== Given data ==

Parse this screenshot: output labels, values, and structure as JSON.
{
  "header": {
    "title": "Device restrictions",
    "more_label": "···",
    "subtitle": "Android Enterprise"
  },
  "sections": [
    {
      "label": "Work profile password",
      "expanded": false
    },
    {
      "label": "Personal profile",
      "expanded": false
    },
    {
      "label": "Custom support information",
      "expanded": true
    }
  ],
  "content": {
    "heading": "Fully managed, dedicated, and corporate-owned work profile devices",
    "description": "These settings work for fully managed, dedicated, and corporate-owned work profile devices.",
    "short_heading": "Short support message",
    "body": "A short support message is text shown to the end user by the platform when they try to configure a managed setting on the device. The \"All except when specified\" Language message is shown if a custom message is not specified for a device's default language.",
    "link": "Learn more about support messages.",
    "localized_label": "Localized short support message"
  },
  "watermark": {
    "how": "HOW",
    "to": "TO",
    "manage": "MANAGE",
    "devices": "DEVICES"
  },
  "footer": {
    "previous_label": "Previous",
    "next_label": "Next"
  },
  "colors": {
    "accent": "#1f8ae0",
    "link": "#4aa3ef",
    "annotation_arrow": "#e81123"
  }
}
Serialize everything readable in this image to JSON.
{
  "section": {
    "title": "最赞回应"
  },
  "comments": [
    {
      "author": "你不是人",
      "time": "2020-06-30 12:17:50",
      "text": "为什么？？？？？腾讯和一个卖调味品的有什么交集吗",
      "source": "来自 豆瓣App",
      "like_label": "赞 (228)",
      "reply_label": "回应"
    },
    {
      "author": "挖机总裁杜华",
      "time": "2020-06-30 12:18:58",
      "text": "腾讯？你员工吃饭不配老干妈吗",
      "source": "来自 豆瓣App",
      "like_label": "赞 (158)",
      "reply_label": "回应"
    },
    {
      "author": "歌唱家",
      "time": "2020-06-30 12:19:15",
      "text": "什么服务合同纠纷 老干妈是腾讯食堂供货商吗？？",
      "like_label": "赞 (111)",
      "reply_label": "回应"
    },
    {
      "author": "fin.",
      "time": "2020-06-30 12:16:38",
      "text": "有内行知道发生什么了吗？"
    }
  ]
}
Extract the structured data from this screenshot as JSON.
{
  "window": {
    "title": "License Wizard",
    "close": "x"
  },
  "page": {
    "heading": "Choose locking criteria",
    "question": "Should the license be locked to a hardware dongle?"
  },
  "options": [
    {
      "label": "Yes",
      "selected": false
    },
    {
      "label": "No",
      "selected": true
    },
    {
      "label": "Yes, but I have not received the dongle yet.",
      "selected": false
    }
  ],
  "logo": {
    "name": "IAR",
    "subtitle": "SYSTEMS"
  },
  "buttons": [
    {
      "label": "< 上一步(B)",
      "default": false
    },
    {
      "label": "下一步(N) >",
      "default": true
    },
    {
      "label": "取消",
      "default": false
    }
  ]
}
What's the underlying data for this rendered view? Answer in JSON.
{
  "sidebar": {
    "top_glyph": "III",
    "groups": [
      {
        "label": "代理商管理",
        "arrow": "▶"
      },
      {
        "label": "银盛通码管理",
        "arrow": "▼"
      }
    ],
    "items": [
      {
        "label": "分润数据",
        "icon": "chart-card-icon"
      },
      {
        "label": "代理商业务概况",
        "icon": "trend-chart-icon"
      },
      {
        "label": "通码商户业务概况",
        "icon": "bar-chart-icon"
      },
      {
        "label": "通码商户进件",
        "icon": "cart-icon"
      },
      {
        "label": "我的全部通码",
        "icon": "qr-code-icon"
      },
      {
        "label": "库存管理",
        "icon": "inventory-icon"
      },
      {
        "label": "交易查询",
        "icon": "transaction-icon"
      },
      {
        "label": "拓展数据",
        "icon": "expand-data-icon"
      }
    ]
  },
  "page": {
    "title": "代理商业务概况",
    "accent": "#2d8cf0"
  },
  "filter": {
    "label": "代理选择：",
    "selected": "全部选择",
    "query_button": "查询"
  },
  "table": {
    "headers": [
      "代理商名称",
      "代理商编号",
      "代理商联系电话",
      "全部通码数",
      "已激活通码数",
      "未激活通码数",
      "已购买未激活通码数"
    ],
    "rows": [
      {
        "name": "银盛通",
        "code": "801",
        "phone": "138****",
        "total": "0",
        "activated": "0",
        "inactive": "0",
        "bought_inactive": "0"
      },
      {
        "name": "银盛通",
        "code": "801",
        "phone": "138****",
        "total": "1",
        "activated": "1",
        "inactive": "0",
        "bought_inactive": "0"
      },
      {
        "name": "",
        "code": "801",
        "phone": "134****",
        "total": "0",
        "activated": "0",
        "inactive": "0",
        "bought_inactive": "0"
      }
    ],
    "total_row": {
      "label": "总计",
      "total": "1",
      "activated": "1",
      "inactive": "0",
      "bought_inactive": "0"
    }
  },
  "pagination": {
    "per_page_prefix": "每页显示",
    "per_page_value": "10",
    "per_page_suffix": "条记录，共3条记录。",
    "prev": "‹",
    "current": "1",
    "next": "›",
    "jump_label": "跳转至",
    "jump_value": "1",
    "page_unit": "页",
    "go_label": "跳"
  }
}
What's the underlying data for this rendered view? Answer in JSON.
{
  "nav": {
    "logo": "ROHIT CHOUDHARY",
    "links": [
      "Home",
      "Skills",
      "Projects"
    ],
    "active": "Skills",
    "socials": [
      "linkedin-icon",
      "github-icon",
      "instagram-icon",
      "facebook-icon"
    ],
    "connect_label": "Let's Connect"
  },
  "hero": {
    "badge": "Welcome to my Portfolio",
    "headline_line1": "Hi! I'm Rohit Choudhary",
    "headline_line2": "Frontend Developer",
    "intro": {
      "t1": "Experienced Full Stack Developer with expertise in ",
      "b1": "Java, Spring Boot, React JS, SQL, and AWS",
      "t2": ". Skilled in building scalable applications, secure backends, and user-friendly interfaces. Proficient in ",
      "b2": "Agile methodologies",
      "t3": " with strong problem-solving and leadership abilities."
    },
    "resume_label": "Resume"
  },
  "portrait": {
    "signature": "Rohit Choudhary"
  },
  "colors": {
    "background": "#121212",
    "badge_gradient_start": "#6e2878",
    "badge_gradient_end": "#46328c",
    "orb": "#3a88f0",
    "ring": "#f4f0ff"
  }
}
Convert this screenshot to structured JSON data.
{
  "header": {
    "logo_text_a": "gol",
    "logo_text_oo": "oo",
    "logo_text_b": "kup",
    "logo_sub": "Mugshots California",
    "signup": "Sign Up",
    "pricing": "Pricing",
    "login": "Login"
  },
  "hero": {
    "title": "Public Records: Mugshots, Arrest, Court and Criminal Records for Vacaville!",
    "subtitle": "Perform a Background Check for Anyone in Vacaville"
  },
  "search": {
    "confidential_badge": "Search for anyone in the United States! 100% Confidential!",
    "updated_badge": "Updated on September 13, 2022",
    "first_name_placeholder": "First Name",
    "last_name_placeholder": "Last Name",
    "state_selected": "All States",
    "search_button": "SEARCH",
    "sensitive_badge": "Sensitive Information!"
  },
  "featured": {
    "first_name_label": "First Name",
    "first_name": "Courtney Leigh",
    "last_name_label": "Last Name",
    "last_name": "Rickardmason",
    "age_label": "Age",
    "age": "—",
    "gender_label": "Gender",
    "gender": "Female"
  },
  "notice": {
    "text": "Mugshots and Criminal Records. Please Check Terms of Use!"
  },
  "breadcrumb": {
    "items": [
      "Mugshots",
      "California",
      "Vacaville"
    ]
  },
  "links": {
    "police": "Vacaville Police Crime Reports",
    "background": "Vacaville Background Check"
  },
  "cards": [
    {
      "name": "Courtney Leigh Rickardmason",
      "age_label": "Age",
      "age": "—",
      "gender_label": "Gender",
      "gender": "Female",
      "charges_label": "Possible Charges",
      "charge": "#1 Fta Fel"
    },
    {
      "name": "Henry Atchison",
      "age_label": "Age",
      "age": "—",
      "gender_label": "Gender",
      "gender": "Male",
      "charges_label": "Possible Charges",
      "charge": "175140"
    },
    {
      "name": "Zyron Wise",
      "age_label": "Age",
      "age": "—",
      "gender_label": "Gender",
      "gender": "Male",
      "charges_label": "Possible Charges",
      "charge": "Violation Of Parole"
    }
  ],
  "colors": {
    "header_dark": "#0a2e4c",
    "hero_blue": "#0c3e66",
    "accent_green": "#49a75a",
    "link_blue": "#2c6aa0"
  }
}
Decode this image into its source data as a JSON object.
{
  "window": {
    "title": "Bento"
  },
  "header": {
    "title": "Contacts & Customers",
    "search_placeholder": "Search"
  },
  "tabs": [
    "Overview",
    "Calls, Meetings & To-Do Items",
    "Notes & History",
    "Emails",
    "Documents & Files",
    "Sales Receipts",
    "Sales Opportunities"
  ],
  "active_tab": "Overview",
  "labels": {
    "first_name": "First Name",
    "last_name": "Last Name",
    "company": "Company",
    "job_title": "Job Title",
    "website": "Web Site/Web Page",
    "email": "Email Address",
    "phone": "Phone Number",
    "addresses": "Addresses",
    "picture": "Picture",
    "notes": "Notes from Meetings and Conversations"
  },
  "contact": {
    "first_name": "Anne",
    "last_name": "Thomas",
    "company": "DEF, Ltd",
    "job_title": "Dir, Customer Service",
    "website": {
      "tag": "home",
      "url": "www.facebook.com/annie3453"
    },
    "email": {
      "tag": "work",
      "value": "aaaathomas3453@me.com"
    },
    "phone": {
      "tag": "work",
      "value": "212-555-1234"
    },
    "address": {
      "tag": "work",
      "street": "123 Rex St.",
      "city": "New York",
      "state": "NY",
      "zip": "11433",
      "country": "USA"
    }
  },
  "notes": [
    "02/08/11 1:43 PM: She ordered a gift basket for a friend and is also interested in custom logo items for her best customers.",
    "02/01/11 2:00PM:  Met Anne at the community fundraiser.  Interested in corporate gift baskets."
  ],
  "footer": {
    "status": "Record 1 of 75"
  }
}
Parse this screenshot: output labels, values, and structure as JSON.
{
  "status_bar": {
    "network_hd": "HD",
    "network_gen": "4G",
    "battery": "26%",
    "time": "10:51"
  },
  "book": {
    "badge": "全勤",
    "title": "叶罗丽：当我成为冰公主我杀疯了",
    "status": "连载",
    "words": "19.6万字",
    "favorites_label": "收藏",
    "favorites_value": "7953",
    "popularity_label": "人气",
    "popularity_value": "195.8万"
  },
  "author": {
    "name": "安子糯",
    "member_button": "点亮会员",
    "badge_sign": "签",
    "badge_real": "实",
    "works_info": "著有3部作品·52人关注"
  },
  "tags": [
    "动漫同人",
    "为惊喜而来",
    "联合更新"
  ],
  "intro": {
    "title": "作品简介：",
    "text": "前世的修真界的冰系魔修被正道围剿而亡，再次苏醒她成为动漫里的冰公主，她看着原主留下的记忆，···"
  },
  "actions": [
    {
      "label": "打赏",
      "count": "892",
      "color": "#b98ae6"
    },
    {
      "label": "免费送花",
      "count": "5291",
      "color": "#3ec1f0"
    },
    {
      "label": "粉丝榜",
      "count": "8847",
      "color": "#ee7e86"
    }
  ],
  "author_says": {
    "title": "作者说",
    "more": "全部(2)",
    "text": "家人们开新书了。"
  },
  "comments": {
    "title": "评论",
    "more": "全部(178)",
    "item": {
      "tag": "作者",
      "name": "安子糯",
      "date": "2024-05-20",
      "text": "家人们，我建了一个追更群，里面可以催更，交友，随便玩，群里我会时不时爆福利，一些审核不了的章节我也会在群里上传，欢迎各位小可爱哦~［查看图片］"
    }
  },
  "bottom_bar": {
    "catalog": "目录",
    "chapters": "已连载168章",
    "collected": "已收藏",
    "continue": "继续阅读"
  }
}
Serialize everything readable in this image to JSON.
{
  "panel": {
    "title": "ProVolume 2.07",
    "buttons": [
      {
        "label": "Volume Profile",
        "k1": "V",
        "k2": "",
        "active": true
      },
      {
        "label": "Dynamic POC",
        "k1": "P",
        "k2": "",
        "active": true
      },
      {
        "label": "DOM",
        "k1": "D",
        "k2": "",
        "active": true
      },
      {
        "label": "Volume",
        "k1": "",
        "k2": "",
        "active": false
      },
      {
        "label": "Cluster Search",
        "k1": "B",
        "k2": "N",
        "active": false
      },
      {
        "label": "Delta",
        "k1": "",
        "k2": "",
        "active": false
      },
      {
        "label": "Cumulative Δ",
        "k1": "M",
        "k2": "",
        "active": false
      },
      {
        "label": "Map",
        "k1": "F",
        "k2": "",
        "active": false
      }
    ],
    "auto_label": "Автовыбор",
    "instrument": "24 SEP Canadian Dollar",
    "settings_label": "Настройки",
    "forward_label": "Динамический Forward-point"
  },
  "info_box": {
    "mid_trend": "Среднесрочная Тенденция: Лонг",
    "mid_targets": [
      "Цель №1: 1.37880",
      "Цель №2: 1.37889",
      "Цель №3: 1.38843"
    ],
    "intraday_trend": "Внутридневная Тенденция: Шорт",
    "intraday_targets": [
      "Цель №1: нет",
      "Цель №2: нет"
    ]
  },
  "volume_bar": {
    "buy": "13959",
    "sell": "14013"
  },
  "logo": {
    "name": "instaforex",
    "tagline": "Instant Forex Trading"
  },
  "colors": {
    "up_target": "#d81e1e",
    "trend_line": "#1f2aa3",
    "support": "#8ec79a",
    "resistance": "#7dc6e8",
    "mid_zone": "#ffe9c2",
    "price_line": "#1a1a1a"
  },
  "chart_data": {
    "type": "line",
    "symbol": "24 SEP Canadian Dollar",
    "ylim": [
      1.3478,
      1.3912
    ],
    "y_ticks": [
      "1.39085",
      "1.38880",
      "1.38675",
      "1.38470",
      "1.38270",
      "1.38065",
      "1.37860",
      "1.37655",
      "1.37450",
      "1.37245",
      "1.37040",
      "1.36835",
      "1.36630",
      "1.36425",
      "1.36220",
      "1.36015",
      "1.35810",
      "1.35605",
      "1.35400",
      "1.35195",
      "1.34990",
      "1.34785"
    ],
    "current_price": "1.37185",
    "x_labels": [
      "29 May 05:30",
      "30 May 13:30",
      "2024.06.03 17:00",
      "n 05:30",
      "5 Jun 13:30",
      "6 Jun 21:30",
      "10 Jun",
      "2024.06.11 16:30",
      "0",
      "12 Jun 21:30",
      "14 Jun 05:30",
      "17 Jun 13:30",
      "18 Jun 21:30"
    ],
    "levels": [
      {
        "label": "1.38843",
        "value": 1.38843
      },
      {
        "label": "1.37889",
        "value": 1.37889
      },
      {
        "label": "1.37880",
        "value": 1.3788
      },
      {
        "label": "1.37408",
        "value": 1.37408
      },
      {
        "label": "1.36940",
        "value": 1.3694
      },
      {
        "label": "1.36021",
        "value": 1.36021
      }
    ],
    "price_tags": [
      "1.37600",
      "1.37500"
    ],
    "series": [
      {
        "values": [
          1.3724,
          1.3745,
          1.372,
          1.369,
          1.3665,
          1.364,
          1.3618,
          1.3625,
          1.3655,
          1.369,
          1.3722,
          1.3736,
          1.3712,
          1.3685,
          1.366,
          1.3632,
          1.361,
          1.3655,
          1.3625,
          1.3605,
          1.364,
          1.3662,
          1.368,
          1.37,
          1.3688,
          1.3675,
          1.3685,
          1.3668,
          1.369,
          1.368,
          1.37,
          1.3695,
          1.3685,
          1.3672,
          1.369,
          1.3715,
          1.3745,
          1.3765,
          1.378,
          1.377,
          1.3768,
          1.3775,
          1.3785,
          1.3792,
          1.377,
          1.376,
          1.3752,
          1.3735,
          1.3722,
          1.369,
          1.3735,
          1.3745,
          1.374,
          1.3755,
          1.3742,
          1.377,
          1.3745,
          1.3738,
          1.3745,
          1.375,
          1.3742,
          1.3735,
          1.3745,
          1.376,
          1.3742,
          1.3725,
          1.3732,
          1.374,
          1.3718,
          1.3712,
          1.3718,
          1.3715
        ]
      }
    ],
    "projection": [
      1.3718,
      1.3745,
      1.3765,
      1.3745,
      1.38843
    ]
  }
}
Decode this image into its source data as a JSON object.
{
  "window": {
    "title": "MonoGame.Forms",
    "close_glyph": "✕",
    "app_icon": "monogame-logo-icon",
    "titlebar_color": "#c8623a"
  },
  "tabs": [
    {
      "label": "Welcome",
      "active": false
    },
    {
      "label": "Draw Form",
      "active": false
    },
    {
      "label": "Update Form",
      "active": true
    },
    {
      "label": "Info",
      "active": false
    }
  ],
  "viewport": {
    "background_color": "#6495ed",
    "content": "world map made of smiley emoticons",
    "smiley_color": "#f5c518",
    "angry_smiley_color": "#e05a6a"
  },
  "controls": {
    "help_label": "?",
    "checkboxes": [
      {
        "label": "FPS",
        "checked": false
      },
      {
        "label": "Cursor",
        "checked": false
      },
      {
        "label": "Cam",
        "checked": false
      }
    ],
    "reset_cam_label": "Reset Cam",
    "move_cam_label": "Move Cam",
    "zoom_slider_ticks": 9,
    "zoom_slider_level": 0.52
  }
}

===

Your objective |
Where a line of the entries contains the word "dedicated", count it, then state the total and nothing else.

Expected answer |
2